A decision, one that could change many lives, weighs on the shoulders of 10 college students. They face the pressure of turning in a video — a video of a possible rape.
Taylor University Theatre collaborated with Student Development in conjunction with Sexuality and the Body week to present “Student Body.” “Student Body” is a play that engages the topic of rape and our role in reporting it.
The play revolves around a girl named Sarah. After a party last weekend, a video of the girl was discovered. On the video, the young girl is found undressed on a table with people surround her, making it unclear what exactly happened—leading there to be a question of if a rape occurred. A group of college students discuss what they should do with this tape, turn it in or destroy it, debating the effects of their decisions.
“Student Body” is set on a college campus, connecting the play to the audience itself. Setting the play on an unidentified college campus offered a reality for the audience that this type of situation could happen anywhere, even at a college like Taylor.
“Sexual assault still occurs here, even if it can feel brushed over or forgotten because of our morals and values as a university,” said Claire Vock, a sophomore cast member.
This conversation is needed on college campuses around the country, even if it’s uncomfortable. This production didn’t shy away from the realities of rape and aimed to spark conversation.

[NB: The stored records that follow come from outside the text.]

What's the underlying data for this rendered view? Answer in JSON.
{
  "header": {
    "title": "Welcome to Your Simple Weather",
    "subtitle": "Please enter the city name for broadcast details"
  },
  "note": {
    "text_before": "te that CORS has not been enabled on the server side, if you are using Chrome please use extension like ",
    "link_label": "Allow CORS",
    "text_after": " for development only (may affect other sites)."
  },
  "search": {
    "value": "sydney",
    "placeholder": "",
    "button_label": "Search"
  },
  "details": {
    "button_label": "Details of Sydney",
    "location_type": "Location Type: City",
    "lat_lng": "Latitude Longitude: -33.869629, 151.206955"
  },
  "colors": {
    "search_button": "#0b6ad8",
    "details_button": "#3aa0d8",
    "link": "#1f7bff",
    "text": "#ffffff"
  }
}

The play itself provides a context of the thought process that the group deals with as they debate whether or not they should turn in the tape. The group understands that turning in this tape could not only change their own lives, but the lives of the abused and abuser.
“The play deals with a lot of common issues associated with claims of sexual abuse, including alcohol influence, what clothes the girl was wearing, who was in the video, procedure for sexual abuse cases, etc.,” sophomore cast member Angie DeStafano said. “As the group bickers and disagrees on what to do with the video, more information comes out about who watched it happen, who was in the video, who filmed the video and who was the abused and the abuser.”
From beginning to end, this play navigated the heavy decision by rationalizing why or why not they should turn this video in to the police. They move through the play by taking votes to try and agree on a census. The first vote was 6-3-1(the last vote being abstention). When the play concluded, they reached 1-9, leading to them destroying the tape.
“The group slowly decides to ditch the video and destroy the evidence to protect themselves, and the sad reality of an ignored sexual assault case comes to life,” said DeStanfo.
With this play being in relation to Sexuality and the Body week, the cast went into preparation for the show hoping to honor the hard realities that this play presents. Vock said she found the subject matter invaluable to consider.
“It was essential for us to have a check-in and check-out process before and after working on this material—we needed to separate who we were from the characters in the play so we didn't carry their trauma and experiences with us out of the rehearsal space,” said Vock. “This was different for everyone, whether it was spending time meditating or relaxing before, using certain songs to get into character or even yelling and shaking it out after we were done.”
While heavy in topic matter, the work presented by Taylor Theatre emphasized the importance of these discussions on a campus. The production was followed by a talk-balk session.Tracy Manning, assistant professor of theatre arts, touched on the responsibility we have as Christians to these topics during the session—emphasizing that these conversations cannot go under the rug.
“We don’t get to renege on that responsibility that we owe to one another,” said Manning.
“Student Body” left the audience with the biting reality that this situation is going on for many students across the campus, and it is going unnoticed. Moving from this process, it leaves the audience asking how we can change this reality for students.